Problem statement => Scan the entries below and extract each line with the word "JSON" in it.

[Dataset entries]
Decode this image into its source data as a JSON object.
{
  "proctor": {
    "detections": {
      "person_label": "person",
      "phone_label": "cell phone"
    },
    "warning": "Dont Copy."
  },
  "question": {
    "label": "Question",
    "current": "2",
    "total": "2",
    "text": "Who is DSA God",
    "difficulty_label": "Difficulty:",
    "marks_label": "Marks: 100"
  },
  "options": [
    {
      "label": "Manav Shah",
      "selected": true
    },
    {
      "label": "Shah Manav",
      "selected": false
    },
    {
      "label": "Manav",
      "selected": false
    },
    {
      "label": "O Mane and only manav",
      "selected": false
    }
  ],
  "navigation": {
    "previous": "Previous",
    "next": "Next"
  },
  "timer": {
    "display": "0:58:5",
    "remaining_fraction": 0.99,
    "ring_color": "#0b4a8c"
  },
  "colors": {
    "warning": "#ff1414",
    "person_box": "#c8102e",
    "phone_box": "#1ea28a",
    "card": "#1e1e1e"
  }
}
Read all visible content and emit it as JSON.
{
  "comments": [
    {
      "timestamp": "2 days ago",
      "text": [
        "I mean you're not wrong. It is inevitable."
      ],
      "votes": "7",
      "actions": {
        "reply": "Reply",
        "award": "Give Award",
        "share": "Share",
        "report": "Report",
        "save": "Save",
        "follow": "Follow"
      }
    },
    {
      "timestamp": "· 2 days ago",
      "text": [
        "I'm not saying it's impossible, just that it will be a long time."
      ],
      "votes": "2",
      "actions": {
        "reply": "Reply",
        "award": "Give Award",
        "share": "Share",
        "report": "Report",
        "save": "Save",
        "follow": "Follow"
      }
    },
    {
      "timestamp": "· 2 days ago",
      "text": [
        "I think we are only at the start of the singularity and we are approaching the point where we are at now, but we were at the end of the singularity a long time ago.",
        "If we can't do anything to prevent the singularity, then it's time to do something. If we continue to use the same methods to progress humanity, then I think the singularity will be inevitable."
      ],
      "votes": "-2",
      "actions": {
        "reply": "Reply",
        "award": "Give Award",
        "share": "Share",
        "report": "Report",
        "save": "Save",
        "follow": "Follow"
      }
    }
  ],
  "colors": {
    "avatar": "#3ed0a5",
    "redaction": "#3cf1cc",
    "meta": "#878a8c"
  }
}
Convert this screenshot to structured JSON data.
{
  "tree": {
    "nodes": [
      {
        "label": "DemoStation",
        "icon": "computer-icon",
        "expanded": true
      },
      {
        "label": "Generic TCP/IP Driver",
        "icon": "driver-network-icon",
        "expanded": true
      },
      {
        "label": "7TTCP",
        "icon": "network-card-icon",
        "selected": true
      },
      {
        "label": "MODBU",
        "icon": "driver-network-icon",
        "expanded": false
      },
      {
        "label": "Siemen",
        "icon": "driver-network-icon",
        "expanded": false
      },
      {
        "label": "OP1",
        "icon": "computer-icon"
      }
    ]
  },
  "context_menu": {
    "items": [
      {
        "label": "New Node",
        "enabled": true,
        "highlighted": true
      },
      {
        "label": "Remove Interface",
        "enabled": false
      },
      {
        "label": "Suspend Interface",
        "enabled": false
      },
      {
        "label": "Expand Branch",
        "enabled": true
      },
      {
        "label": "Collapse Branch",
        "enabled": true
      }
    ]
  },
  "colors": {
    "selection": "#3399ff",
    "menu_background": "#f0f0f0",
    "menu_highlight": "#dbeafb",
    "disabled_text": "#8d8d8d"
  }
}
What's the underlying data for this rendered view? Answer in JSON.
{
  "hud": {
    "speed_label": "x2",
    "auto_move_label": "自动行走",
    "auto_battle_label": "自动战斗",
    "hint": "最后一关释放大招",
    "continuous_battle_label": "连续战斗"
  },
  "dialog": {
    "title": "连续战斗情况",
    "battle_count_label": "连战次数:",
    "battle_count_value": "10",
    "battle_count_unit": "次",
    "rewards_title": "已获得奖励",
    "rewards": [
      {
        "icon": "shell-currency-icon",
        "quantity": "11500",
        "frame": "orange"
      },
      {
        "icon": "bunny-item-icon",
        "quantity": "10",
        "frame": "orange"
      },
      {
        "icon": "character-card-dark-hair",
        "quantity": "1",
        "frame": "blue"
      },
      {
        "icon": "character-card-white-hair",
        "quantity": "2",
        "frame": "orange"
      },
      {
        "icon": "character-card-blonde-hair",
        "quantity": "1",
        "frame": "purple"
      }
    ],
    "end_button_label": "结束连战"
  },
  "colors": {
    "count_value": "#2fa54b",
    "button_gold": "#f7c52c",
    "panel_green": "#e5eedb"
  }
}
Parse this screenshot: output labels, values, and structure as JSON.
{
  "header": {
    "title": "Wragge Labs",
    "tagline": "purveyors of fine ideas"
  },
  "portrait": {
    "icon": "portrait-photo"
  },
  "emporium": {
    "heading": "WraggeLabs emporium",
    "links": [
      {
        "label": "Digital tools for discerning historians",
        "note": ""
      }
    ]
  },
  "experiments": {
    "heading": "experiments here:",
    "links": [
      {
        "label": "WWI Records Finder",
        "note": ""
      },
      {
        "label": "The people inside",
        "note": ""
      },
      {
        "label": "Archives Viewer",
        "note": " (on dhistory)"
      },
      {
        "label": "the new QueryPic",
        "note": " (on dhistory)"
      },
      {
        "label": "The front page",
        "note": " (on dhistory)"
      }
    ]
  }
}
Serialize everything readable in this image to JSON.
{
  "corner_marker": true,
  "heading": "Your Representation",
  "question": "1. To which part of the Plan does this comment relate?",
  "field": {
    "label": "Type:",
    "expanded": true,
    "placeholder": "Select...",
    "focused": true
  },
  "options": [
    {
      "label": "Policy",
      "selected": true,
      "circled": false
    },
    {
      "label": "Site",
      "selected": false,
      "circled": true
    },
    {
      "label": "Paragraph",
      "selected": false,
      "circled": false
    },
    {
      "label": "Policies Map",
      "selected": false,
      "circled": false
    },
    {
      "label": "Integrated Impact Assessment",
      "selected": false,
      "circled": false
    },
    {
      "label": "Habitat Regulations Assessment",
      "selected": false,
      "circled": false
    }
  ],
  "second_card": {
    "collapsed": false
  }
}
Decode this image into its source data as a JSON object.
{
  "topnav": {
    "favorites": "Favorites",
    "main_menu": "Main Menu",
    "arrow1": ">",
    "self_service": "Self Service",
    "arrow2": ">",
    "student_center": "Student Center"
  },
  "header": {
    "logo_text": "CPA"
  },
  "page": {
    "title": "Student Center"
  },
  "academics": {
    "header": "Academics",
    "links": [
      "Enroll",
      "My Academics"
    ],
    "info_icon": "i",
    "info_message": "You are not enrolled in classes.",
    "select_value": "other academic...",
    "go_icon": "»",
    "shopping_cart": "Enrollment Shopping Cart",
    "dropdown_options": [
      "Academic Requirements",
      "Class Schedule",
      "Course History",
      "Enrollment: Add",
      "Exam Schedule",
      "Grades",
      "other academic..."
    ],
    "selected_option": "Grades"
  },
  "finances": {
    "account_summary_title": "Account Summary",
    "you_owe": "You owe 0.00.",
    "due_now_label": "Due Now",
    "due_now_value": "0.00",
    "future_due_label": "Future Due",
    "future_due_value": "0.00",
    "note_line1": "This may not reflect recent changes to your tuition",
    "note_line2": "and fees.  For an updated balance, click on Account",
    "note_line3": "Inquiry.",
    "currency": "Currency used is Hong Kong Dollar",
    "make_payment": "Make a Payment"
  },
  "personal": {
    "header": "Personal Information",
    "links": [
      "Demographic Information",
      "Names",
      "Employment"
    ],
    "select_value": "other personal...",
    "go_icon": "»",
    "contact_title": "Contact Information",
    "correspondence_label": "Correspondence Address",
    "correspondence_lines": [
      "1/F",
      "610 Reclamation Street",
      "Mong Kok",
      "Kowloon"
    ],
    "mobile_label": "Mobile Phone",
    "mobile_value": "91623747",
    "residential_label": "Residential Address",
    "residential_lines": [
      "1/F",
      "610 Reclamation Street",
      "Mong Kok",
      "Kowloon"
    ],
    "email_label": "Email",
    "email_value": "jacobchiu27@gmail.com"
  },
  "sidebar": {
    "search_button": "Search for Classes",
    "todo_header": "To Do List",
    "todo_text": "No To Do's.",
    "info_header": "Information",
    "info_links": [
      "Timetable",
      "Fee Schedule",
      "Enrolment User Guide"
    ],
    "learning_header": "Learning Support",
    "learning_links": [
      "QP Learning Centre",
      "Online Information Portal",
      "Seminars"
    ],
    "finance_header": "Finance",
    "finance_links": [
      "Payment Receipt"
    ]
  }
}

Task result =>
Decode this image into its source data as a JSON object.
Read all visible content and emit it as JSON.
Convert this screenshot to structured JSON data.
What's the underlying data for this rendered view? Answer in JSON.
Parse this screenshot: output labels, values, and structure as JSON.
Serialize everything readable in this image to JSON.
Decode this image into its source data as a JSON object.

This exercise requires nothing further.